Exercise prompt >> Only lines holding the word "placeholder" are wanted. Copy them from the listing below.

The records >>
=-=-=

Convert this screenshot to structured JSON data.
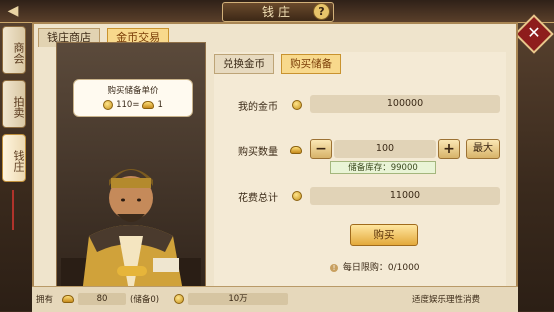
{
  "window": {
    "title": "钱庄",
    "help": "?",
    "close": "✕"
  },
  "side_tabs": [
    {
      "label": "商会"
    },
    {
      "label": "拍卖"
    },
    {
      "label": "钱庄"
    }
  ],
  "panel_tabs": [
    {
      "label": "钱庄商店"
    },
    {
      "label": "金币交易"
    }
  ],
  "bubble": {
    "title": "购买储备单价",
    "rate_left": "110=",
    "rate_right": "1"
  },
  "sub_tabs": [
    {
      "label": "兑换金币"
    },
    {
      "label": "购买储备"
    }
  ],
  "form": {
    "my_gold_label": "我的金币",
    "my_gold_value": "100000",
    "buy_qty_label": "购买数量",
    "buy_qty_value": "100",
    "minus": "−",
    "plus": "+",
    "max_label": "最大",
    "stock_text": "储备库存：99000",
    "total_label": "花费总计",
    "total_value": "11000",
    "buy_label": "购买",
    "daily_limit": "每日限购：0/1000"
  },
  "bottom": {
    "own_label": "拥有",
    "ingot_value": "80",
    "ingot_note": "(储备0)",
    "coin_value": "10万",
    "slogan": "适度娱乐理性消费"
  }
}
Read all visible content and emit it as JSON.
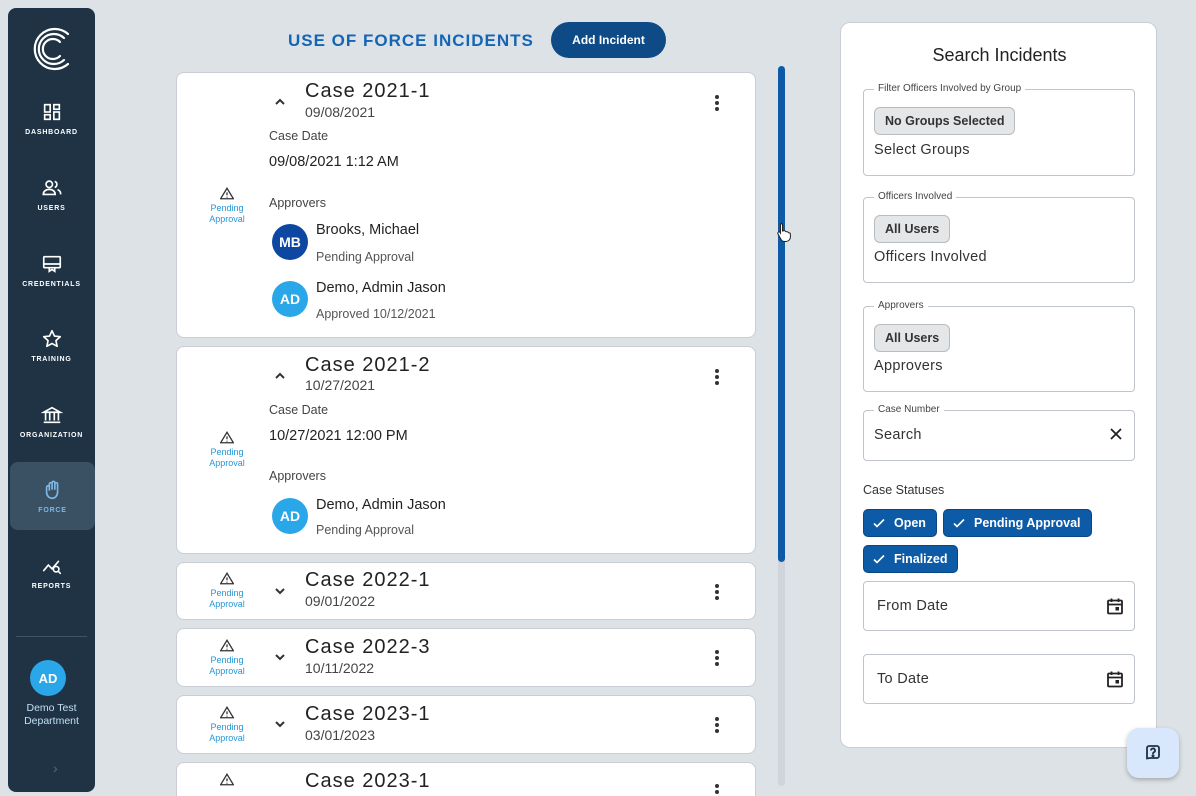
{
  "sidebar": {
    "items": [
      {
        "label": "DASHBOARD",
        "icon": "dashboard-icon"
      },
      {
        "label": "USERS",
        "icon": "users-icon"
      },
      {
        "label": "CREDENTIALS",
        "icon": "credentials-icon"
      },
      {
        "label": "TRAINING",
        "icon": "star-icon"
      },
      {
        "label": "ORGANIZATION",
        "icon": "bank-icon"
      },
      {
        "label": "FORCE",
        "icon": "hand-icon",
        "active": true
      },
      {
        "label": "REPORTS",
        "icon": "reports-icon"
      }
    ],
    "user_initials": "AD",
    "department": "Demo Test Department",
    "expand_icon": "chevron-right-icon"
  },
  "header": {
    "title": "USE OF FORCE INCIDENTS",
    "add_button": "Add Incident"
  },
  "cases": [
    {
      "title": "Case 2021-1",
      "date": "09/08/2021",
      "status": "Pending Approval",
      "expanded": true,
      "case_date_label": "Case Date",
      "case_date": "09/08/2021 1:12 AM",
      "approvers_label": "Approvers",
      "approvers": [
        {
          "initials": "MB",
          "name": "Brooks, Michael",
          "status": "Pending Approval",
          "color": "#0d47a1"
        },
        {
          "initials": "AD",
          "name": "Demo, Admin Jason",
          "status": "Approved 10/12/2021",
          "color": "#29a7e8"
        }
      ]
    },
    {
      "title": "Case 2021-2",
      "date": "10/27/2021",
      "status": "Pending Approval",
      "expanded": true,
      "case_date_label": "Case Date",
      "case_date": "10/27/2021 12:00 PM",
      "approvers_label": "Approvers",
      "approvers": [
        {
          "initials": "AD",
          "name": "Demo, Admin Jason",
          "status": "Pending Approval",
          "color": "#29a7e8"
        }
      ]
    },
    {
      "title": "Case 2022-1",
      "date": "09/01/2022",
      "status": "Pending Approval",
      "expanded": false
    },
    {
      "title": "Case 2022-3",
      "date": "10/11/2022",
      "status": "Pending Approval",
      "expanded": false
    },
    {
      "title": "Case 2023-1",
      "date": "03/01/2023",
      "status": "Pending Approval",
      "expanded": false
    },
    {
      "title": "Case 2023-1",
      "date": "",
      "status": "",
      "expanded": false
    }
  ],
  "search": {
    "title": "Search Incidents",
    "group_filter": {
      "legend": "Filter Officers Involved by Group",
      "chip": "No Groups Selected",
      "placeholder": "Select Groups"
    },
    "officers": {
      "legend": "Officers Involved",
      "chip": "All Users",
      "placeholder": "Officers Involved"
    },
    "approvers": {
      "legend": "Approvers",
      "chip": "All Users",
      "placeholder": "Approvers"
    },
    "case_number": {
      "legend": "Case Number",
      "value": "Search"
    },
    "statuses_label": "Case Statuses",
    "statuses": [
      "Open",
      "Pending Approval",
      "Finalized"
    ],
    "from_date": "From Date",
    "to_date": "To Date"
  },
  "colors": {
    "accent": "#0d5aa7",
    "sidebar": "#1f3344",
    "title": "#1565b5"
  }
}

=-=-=

Reply to the task >>
      "placeholder": "Select Groups"
      "placeholder": "Officers Involved"
      "placeholder": "Approvers"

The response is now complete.